EXTRACTED ENTRIES
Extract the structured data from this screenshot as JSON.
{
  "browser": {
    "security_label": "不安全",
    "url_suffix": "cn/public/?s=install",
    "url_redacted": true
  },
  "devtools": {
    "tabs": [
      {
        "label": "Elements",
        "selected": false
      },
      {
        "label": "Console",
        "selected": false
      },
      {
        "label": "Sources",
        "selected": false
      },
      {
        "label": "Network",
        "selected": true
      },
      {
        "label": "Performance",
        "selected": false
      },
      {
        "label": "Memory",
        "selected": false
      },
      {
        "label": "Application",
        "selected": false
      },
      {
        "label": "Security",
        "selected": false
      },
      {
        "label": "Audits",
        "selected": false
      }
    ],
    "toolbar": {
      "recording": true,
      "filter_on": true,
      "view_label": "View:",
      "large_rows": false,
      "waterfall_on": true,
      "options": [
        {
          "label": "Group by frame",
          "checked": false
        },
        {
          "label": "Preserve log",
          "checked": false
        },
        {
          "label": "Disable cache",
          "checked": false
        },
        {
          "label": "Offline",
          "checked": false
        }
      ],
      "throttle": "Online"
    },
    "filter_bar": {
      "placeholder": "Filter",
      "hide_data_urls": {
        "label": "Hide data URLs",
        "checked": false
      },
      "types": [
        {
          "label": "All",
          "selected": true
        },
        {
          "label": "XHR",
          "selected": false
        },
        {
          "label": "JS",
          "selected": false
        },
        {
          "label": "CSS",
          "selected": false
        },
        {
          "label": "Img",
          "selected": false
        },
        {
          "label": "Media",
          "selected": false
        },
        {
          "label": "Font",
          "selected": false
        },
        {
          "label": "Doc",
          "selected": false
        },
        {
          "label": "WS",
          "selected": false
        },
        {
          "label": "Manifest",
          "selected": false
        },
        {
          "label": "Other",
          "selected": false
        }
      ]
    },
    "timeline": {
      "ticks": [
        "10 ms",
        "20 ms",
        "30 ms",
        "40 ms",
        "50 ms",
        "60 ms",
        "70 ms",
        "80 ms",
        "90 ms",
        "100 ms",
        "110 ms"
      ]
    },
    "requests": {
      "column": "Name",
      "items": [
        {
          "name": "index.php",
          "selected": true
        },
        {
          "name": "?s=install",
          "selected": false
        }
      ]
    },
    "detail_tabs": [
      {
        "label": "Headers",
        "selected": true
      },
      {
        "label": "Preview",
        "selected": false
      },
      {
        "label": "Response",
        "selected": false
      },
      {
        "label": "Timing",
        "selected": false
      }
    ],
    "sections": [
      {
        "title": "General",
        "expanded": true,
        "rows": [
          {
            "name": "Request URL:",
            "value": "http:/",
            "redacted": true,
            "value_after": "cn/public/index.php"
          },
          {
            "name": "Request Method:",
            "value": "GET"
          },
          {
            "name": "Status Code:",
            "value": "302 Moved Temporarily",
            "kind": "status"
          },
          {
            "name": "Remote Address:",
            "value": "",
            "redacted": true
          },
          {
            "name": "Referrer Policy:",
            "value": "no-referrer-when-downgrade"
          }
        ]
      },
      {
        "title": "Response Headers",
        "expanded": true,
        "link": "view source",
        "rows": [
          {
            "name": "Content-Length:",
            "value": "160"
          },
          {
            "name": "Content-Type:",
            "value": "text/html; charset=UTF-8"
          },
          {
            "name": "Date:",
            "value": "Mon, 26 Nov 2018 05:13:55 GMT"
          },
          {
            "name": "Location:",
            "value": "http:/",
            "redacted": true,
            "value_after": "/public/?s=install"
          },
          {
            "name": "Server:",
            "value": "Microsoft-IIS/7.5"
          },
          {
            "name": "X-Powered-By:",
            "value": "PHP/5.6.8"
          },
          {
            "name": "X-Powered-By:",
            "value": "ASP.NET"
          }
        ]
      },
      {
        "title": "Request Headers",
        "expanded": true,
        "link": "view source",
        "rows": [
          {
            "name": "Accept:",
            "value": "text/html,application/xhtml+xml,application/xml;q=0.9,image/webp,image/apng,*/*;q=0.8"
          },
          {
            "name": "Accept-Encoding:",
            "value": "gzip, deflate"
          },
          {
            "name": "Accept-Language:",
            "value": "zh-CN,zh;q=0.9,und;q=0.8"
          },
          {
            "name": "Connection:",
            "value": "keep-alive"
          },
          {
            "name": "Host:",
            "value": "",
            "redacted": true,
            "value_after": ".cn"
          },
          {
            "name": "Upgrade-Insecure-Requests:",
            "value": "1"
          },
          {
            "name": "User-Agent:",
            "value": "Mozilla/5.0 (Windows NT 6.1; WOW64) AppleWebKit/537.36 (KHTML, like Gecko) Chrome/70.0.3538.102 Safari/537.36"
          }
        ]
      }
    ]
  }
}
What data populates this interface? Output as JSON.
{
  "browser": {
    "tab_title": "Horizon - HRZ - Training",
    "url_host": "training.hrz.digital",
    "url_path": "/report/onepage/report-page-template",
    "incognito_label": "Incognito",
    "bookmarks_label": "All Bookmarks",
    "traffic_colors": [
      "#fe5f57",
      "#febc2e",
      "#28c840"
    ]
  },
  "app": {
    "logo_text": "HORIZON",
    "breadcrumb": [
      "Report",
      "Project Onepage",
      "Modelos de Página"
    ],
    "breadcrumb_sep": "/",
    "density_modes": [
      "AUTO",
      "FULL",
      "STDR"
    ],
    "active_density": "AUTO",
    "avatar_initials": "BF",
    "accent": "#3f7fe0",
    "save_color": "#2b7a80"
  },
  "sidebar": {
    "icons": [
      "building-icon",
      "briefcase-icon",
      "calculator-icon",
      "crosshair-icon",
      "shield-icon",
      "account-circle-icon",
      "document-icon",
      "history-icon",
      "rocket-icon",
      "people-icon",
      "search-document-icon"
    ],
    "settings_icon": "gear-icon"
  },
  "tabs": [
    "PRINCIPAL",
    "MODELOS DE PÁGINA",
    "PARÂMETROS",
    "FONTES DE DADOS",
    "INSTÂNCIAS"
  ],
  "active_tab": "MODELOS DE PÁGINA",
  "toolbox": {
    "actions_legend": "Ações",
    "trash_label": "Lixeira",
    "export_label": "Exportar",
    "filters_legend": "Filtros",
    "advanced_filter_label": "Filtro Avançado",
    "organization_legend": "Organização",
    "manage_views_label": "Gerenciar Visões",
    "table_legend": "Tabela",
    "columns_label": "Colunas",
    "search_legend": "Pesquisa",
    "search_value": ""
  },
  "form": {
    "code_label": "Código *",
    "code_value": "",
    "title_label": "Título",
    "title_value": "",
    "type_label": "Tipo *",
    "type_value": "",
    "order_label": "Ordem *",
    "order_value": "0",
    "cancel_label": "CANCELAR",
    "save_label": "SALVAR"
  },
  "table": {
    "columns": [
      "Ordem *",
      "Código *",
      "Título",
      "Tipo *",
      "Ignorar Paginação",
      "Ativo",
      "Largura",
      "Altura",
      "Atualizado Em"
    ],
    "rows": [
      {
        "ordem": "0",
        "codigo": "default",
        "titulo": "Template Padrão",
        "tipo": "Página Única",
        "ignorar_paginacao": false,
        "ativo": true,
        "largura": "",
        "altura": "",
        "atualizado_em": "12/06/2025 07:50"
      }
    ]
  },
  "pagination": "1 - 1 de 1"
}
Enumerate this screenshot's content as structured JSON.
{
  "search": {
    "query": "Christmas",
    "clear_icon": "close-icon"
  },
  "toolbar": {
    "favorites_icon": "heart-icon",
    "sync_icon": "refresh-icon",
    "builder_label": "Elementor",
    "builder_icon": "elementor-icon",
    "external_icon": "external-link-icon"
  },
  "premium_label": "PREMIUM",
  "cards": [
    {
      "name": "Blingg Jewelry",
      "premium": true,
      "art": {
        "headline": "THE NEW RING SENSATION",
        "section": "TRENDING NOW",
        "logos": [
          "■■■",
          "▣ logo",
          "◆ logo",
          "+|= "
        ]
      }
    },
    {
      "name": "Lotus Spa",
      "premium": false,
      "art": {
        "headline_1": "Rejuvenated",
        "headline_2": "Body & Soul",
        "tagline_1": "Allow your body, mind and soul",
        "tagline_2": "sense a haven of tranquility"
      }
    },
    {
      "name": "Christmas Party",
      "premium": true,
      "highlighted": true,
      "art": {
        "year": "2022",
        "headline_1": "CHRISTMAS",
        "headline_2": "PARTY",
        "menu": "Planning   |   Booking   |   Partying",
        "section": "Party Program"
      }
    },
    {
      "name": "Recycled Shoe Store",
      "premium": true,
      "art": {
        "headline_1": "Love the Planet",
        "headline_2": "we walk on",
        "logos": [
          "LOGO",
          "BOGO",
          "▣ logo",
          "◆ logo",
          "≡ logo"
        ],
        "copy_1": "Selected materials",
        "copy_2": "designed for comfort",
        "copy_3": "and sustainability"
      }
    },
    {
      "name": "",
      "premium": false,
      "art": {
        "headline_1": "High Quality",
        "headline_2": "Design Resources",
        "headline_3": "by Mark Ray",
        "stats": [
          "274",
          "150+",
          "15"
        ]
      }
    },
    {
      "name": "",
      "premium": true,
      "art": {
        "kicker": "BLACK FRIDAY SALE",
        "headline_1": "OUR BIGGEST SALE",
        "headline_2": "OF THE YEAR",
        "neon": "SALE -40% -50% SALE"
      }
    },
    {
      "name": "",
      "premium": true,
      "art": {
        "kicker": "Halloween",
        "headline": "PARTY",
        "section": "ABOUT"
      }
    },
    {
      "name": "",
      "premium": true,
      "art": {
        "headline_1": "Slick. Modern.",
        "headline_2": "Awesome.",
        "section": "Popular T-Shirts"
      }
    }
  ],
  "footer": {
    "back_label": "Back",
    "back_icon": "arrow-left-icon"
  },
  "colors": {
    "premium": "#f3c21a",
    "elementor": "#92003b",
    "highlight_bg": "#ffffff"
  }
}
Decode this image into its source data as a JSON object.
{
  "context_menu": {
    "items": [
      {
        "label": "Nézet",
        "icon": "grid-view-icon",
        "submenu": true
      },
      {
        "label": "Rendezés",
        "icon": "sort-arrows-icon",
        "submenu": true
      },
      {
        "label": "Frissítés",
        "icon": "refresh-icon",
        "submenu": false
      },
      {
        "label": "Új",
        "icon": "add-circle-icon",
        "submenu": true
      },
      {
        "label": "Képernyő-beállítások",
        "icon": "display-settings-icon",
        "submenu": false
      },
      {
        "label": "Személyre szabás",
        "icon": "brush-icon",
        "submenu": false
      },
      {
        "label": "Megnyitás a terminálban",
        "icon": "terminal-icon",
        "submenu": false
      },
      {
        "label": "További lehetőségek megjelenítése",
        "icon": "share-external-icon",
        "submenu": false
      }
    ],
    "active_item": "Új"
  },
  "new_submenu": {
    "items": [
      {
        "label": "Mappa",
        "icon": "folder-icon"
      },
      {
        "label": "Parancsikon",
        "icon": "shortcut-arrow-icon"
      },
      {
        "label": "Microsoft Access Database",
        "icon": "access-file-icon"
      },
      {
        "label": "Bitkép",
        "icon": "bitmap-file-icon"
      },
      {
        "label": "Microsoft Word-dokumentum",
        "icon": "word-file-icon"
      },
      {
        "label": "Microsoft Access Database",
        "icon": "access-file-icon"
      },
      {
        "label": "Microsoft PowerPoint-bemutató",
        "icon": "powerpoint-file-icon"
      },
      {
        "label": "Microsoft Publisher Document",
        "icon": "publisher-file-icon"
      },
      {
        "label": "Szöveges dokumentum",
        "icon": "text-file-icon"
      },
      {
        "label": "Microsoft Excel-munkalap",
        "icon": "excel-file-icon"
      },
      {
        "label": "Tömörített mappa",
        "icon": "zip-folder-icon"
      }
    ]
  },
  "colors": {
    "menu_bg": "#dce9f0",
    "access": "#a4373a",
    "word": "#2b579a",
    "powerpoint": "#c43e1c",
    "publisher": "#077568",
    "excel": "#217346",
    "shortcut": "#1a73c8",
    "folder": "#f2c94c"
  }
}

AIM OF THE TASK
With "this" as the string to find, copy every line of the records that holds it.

EXPECTED ANSWER
Extract the structured data from this screenshot as JSON.
What data populates this interface? Output as JSON.
Enumerate this screenshot's content as structured JSON.
Decode this image into its source data as a JSON object.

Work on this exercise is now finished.